▶ **Provided material**:
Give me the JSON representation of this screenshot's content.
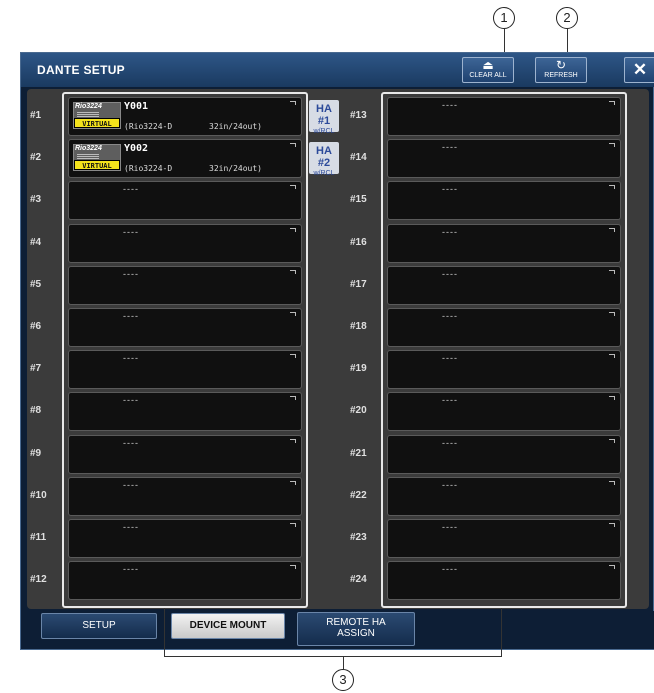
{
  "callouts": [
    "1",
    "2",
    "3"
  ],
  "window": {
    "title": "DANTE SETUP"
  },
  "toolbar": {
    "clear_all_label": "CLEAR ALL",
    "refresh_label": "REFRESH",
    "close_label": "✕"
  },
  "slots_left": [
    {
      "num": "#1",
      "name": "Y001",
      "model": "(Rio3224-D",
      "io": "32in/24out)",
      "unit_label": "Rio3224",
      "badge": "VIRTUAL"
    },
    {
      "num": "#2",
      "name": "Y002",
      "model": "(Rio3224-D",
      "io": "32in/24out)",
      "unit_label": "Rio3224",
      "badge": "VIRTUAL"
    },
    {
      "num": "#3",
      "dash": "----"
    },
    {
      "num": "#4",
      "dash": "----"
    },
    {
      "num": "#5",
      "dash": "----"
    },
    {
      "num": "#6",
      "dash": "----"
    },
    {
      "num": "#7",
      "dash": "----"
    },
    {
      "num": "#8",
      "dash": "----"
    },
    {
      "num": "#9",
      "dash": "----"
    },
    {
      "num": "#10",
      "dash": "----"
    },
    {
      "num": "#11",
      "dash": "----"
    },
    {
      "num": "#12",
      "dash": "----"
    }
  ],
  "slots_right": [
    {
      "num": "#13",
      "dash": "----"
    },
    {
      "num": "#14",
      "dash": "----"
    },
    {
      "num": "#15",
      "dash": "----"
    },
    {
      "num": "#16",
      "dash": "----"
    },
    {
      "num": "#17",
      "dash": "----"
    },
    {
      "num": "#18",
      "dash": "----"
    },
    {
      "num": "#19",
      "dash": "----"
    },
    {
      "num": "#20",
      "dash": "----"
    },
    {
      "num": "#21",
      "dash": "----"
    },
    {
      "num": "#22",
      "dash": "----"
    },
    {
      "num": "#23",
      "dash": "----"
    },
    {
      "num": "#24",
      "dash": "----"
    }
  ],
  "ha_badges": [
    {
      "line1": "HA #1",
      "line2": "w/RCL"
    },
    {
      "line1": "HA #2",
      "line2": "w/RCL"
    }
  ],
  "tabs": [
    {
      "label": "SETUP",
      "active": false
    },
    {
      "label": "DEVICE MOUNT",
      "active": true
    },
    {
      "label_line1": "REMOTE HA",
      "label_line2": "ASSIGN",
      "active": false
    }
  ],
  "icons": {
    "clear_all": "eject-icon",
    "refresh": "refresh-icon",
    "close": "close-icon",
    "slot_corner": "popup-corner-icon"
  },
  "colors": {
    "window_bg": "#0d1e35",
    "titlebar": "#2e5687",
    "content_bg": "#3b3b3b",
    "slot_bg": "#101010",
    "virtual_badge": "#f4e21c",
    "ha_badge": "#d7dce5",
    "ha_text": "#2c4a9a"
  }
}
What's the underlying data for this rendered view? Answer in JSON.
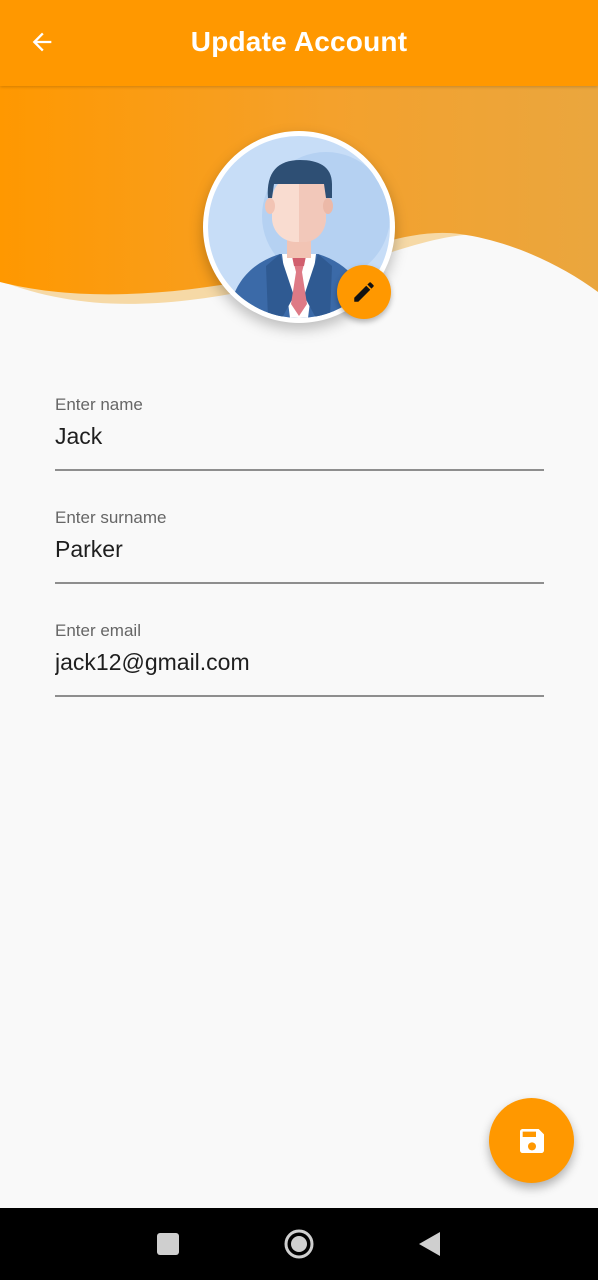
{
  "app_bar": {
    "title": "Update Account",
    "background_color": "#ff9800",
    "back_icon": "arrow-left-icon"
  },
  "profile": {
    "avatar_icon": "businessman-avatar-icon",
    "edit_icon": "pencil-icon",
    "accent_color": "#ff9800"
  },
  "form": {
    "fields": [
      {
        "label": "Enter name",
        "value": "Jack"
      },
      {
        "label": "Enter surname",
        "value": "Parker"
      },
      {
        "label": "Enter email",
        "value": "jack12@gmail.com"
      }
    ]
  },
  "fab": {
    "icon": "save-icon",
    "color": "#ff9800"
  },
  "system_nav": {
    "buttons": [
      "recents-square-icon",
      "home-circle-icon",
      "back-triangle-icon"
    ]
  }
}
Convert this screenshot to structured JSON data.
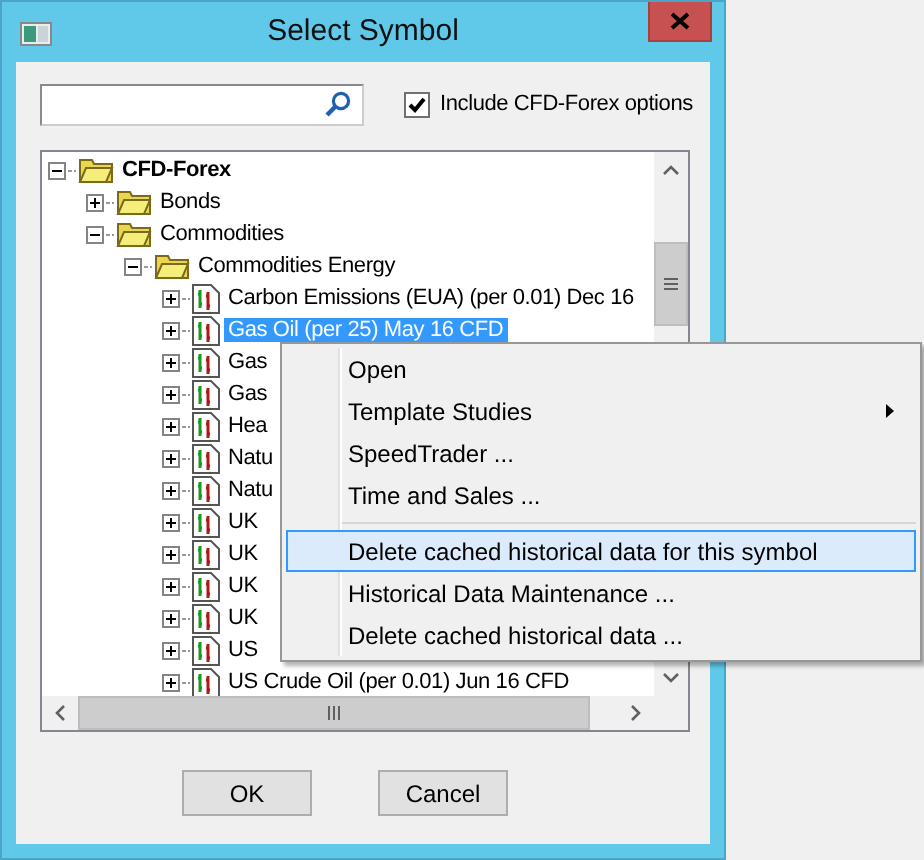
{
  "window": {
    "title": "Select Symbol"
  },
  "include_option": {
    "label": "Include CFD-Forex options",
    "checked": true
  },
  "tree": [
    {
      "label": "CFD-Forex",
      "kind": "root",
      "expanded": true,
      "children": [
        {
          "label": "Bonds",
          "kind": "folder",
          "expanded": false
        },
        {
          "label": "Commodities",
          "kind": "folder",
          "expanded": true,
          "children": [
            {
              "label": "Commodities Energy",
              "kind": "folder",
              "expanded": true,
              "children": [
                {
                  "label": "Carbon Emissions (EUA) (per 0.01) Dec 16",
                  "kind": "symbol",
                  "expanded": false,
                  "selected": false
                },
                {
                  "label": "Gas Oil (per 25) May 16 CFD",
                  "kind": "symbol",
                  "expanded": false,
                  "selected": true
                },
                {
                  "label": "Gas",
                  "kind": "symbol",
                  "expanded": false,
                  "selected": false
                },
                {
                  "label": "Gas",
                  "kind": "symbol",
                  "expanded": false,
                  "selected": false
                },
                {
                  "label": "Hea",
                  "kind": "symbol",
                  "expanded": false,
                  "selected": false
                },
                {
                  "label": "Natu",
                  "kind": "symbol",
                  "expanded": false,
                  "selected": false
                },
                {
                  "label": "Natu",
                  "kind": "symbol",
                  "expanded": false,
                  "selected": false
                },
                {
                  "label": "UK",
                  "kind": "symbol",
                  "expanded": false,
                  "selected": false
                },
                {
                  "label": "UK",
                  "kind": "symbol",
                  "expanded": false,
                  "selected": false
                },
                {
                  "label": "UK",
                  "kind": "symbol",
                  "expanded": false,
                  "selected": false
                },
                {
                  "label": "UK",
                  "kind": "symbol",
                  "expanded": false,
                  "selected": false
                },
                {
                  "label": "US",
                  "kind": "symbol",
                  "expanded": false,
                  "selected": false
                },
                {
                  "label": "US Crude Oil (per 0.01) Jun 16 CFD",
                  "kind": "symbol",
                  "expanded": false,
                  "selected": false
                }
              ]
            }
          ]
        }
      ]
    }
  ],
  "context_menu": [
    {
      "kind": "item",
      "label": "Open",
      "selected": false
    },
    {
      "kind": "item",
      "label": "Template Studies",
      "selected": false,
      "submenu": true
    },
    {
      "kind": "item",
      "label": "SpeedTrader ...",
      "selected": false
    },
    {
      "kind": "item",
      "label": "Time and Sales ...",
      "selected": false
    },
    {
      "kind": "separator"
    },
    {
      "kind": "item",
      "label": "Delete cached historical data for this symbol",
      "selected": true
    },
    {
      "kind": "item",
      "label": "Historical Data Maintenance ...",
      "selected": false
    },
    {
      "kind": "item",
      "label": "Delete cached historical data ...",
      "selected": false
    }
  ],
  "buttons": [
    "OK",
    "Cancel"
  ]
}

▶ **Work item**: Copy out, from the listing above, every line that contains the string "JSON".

▶ **Completed exercise**:
Give me the JSON representation of this screenshot's content.
What's the underlying data for this rendered view? Answer in JSON.
Convert this screenshot to structured JSON data.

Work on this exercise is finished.